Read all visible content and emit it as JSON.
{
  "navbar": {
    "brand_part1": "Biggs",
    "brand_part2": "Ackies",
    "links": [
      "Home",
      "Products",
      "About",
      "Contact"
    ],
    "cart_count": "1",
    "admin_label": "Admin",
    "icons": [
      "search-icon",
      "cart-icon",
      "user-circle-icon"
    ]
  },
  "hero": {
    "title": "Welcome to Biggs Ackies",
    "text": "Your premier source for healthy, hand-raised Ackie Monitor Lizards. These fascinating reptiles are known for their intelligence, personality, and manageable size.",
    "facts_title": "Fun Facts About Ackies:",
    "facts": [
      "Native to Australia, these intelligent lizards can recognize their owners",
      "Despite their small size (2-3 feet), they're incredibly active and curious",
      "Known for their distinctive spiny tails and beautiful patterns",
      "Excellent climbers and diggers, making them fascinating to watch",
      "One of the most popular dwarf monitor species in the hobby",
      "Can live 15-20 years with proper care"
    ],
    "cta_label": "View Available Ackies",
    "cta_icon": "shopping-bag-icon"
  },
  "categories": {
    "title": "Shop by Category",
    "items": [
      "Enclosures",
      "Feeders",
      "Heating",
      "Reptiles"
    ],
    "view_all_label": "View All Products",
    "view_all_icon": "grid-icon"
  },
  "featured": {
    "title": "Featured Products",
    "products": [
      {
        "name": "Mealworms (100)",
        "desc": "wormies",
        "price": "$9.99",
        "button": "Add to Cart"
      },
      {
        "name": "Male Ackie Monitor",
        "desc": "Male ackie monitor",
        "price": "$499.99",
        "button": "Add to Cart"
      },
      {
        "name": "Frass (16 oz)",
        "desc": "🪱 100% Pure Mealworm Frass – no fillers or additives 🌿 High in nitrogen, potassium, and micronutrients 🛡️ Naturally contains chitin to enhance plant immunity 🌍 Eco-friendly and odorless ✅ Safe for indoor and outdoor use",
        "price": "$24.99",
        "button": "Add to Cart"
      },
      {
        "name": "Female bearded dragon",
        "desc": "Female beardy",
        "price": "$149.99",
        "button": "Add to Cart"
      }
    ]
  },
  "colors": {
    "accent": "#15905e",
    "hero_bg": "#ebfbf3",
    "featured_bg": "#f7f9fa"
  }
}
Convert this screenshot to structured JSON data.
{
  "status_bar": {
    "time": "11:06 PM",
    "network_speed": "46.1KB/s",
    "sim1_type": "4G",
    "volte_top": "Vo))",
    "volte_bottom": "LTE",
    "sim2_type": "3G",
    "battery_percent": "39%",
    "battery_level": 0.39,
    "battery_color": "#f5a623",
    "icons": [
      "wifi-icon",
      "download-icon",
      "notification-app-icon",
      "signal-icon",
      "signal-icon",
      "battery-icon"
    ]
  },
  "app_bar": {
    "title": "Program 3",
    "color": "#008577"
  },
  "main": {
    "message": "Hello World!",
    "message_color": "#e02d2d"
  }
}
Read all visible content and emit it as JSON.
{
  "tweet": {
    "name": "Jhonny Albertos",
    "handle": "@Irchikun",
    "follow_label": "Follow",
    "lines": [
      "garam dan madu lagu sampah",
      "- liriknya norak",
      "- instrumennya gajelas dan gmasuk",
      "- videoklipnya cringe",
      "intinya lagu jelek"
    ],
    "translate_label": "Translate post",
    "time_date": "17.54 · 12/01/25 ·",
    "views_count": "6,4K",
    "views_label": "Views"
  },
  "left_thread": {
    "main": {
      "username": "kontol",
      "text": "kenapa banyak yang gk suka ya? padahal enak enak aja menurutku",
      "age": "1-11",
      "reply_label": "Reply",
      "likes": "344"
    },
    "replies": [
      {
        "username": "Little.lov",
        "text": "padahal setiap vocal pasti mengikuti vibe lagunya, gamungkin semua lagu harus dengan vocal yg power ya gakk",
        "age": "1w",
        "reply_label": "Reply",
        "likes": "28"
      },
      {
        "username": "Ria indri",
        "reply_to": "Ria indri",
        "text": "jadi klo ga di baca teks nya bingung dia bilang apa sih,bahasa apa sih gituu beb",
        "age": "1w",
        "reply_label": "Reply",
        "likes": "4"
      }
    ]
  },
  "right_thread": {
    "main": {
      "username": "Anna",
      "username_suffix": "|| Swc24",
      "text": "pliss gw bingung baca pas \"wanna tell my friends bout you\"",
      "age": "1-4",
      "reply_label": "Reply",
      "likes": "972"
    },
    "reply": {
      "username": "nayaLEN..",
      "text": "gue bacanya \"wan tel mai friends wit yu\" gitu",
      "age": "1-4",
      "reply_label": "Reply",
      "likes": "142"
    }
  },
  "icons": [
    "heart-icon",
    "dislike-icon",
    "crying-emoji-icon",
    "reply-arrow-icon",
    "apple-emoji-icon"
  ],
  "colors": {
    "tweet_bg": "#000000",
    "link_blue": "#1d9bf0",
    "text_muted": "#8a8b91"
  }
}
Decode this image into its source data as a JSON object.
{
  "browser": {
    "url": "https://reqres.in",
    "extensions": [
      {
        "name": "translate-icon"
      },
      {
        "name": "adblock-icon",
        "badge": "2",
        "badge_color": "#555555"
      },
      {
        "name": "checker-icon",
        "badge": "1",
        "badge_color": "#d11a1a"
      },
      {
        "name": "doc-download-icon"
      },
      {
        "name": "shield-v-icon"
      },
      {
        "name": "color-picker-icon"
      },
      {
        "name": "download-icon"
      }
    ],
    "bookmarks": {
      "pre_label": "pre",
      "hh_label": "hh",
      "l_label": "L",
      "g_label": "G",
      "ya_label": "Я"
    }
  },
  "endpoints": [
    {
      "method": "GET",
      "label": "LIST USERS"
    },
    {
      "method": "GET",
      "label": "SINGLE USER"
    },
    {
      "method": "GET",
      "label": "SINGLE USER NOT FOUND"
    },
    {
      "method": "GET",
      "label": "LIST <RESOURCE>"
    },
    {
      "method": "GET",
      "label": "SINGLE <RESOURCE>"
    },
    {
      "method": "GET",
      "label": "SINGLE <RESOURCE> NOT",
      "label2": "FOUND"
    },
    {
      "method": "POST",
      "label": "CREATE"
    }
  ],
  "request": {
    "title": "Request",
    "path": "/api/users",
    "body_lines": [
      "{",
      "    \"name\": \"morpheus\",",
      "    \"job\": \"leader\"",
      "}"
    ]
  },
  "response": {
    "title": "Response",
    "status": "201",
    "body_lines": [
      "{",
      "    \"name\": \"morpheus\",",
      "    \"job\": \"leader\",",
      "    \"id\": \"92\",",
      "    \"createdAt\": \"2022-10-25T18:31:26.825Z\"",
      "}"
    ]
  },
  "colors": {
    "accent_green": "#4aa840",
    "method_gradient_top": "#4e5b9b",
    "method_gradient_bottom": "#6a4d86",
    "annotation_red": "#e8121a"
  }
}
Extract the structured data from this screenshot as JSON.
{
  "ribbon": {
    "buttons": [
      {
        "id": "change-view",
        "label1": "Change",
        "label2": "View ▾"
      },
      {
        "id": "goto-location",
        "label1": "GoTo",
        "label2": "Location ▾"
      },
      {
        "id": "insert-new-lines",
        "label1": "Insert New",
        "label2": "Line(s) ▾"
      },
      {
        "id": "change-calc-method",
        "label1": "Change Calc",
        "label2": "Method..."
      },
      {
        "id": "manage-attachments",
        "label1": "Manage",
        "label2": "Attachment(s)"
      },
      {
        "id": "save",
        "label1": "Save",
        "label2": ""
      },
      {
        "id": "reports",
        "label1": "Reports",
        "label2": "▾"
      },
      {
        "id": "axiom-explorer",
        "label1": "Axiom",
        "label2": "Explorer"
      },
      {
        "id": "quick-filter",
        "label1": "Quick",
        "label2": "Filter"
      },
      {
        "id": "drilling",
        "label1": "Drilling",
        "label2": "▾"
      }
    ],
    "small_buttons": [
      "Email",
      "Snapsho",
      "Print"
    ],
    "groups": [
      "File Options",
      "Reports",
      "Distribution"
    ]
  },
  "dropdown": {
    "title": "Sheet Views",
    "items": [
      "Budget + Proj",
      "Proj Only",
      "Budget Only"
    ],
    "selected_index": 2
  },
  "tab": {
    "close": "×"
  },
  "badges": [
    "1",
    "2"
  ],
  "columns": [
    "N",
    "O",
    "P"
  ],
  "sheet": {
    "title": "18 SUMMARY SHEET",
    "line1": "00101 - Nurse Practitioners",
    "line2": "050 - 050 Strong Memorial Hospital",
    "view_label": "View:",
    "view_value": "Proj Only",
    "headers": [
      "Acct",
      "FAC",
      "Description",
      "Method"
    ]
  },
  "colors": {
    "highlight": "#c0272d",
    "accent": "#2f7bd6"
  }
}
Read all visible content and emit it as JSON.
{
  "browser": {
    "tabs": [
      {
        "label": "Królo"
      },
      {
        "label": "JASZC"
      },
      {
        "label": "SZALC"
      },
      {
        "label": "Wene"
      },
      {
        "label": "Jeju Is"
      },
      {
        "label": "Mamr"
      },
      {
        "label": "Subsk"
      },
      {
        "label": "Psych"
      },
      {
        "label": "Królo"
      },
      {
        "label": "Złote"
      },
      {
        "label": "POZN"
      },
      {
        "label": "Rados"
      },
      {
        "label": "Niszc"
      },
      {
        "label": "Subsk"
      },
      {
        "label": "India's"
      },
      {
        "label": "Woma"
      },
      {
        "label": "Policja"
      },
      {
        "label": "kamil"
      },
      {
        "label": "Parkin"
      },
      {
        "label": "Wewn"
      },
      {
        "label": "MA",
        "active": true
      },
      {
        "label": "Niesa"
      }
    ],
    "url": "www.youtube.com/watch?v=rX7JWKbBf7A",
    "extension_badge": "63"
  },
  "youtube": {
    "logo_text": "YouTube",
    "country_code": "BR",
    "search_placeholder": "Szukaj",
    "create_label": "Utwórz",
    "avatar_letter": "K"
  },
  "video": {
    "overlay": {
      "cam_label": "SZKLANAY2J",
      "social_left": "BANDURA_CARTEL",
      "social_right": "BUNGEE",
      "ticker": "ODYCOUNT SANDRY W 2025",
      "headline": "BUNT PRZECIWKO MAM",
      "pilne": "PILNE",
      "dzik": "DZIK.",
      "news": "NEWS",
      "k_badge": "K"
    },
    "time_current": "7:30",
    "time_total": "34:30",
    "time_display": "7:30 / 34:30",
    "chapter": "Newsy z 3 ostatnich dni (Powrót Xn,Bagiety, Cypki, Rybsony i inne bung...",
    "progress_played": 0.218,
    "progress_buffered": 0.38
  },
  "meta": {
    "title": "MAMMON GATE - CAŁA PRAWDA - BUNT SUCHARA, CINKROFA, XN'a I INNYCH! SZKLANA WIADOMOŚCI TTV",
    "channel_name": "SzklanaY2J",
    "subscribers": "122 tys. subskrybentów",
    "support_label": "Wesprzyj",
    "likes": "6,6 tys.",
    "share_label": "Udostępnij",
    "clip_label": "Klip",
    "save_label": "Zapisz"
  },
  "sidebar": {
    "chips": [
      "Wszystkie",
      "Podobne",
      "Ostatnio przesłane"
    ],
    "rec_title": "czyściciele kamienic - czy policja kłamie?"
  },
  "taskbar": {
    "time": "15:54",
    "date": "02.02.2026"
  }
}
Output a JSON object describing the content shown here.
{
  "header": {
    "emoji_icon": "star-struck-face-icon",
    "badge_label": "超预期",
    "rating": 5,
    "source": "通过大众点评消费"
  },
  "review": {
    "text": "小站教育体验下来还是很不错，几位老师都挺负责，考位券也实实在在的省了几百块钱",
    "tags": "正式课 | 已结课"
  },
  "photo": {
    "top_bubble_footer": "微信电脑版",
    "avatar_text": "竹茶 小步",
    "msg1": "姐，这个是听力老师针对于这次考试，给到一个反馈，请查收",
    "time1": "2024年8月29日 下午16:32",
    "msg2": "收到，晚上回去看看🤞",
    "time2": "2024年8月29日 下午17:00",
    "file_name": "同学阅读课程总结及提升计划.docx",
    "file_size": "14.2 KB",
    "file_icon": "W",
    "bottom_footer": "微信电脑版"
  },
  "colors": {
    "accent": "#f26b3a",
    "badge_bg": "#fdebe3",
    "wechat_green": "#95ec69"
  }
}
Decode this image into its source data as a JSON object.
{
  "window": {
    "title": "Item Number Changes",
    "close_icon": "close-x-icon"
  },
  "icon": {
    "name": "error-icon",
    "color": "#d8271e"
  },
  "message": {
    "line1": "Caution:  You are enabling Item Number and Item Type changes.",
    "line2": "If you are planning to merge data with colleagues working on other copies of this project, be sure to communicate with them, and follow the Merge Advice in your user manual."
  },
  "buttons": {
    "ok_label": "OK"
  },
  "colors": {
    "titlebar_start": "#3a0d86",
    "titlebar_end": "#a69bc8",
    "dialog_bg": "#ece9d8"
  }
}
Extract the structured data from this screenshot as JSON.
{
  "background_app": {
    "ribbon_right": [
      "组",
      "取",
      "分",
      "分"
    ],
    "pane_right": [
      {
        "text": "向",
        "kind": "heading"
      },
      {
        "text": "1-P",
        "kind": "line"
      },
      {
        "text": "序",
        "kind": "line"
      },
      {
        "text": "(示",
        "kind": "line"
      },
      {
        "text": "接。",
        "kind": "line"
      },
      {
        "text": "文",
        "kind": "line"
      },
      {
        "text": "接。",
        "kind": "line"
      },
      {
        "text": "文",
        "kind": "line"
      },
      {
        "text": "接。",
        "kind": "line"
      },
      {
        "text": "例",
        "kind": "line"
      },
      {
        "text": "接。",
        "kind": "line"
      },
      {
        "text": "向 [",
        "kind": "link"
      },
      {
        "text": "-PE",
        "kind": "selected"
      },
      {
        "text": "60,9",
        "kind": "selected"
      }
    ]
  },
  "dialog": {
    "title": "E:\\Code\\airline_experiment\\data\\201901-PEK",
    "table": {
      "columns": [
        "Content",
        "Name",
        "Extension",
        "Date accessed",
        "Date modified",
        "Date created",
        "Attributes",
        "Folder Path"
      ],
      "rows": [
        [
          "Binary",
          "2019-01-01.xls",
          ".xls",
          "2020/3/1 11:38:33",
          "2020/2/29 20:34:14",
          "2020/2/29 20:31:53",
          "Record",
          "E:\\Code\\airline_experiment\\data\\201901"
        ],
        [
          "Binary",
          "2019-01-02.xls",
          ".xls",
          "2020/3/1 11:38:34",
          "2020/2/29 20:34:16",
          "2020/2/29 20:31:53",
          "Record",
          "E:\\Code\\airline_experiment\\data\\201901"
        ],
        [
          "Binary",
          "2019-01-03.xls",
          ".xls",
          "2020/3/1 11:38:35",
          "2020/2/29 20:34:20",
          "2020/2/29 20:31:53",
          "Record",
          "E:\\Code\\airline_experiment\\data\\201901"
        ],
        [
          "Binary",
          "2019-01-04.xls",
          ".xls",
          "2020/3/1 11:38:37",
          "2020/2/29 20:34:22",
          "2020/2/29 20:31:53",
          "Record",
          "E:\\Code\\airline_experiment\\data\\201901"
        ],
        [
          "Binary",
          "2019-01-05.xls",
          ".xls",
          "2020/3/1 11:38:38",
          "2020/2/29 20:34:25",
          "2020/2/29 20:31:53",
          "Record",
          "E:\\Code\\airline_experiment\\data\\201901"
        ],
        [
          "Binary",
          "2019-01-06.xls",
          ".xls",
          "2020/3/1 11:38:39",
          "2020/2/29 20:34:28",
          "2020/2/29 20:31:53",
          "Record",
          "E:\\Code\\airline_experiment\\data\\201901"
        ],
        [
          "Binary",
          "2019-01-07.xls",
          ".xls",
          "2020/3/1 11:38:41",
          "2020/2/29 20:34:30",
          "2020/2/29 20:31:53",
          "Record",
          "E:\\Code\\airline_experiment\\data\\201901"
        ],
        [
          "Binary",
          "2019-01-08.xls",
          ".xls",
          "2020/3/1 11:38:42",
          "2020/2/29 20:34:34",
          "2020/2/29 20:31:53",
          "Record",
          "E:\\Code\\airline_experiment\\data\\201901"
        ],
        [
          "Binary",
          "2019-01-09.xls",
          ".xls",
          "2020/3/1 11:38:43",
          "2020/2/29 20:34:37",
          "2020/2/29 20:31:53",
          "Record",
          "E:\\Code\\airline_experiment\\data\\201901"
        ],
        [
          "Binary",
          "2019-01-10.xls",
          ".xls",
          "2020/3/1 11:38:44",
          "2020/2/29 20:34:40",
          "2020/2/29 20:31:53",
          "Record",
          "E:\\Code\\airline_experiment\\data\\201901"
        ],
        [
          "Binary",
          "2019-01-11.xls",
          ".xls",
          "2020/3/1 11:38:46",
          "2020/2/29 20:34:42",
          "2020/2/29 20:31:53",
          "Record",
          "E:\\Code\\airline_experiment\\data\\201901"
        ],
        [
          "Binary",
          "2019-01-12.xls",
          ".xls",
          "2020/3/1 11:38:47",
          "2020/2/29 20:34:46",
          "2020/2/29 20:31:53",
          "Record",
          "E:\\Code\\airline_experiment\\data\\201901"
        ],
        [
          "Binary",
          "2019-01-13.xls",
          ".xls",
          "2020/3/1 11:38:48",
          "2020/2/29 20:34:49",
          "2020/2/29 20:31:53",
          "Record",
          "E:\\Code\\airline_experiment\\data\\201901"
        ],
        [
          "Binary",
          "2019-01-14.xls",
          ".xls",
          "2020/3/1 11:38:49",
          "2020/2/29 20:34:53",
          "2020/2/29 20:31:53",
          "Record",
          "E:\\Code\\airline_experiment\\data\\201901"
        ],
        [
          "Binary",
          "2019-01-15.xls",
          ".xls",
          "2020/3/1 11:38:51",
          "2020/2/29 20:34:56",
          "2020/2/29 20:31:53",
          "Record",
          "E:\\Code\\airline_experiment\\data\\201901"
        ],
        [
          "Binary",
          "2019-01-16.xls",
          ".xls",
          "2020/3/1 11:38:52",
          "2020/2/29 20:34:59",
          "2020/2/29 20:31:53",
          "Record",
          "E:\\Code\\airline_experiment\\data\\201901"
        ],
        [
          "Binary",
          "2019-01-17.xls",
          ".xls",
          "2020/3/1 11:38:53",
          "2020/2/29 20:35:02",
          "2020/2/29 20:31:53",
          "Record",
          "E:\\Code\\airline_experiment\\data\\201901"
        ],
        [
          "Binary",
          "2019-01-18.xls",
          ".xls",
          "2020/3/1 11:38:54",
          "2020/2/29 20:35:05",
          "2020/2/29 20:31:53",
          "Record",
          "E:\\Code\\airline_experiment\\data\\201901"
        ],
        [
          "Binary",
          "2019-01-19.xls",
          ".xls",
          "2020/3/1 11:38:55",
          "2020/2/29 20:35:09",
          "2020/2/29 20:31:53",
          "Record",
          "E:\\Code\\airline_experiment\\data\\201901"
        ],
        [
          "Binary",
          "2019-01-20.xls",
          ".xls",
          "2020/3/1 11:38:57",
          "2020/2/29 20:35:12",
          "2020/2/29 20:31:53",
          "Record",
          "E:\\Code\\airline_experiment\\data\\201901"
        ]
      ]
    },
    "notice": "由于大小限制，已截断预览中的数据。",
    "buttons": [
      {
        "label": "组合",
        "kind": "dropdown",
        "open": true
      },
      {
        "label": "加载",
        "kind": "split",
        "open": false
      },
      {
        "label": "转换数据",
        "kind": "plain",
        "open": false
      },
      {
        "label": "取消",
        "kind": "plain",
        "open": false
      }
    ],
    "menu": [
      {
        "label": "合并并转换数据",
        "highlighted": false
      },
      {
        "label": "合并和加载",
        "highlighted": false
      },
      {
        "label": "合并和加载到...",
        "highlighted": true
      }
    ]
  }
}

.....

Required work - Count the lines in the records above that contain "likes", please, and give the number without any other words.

Result of the task - 6